BRIEF:
Look through the records below and say how many lines include "accent". Give only that number.

BEGIN

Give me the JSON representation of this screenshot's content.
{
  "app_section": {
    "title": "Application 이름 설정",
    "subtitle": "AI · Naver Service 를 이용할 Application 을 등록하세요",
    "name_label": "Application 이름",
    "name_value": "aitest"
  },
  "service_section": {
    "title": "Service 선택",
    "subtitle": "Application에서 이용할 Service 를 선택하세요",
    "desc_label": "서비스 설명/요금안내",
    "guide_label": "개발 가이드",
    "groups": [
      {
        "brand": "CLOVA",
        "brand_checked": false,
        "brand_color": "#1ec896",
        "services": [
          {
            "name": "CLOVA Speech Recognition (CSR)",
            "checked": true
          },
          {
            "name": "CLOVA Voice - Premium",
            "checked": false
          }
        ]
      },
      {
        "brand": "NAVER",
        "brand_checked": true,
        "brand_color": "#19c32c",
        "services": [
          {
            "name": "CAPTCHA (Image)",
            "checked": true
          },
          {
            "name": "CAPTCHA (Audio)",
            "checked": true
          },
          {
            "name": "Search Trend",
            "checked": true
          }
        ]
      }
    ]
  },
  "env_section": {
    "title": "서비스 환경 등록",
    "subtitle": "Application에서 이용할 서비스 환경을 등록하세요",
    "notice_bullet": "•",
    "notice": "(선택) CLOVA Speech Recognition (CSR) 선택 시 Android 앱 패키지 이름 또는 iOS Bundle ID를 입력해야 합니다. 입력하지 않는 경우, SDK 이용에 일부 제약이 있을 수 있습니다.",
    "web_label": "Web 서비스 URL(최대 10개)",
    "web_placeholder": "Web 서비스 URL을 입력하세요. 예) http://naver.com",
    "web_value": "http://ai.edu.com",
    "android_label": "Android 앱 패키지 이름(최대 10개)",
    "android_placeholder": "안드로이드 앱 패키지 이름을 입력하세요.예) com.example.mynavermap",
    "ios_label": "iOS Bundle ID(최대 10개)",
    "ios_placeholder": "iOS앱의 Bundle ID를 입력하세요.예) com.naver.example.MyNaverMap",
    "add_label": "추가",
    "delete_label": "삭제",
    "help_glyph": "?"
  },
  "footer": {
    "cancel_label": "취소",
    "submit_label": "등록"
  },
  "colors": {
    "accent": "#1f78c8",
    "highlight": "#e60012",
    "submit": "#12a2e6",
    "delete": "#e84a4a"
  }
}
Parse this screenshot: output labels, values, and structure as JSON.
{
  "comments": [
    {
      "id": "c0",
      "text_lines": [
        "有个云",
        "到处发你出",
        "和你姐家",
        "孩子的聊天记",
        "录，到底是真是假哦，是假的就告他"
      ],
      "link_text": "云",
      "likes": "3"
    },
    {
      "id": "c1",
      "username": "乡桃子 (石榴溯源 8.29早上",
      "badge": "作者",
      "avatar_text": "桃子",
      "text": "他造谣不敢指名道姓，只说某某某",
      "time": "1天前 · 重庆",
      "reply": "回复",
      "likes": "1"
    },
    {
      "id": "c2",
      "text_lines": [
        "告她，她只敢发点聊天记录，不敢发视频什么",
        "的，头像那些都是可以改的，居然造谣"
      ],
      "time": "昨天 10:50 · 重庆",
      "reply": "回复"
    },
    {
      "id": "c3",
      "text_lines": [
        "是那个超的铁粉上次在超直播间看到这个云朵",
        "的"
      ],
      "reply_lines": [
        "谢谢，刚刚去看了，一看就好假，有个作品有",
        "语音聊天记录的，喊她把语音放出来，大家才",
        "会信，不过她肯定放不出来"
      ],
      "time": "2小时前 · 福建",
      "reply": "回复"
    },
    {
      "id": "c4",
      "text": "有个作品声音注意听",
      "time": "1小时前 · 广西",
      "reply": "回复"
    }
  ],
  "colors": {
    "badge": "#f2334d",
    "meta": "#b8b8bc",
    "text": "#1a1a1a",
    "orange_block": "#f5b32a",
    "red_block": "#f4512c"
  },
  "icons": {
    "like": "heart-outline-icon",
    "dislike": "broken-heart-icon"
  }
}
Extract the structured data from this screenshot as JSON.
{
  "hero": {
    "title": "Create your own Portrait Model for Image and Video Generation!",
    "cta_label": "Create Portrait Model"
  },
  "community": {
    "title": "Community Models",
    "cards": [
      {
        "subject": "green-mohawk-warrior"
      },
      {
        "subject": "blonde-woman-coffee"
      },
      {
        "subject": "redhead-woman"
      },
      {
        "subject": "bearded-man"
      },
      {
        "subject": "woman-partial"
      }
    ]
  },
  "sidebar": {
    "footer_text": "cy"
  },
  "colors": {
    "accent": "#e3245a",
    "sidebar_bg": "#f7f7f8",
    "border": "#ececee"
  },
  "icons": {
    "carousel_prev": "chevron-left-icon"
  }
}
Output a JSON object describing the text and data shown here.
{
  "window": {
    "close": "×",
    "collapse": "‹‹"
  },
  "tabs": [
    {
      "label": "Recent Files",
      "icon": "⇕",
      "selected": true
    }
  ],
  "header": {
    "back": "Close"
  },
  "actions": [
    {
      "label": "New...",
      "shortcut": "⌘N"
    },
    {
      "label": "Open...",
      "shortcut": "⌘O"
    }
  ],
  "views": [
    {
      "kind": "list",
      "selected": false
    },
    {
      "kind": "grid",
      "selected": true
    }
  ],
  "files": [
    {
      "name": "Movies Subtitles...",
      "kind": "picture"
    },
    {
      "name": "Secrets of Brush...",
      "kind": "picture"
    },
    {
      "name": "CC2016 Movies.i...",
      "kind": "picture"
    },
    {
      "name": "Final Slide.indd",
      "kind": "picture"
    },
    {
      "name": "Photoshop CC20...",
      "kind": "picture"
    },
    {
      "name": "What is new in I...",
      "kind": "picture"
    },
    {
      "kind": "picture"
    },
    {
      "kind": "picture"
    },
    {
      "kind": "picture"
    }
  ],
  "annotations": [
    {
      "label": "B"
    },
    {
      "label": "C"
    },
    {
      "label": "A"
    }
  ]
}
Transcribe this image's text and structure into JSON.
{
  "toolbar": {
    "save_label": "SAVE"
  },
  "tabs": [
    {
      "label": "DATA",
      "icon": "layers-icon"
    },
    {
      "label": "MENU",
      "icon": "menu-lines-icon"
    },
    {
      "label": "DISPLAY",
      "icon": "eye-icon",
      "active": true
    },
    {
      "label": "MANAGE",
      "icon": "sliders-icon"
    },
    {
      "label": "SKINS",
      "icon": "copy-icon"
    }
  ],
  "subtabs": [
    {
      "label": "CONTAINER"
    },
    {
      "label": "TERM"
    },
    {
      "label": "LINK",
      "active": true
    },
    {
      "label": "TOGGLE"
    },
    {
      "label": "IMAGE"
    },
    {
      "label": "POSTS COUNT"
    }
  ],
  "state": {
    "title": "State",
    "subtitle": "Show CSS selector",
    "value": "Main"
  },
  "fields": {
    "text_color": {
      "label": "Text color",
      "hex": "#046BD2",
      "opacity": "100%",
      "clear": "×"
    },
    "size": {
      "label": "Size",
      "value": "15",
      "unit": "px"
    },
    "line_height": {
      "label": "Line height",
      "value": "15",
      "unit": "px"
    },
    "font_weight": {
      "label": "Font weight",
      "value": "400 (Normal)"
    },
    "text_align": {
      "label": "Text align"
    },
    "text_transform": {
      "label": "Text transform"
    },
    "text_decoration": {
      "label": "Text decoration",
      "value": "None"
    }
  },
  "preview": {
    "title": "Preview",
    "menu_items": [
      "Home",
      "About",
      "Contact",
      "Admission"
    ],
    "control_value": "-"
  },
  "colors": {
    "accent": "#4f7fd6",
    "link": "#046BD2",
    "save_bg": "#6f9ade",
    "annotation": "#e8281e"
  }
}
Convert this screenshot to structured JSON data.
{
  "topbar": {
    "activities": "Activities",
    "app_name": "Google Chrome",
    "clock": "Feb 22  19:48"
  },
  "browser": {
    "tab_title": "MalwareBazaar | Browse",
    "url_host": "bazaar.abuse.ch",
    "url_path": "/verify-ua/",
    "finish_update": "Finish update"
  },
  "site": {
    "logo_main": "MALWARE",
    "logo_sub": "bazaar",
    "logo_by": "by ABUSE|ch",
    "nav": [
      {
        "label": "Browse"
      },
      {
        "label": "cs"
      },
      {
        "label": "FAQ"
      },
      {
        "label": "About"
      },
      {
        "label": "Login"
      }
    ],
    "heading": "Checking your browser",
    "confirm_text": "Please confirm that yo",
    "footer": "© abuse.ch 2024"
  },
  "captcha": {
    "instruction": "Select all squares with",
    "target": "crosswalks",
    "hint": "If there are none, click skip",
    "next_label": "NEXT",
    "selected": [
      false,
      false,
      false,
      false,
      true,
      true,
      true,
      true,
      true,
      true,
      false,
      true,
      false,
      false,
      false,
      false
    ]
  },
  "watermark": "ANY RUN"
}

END

TASK SOLUTION:
3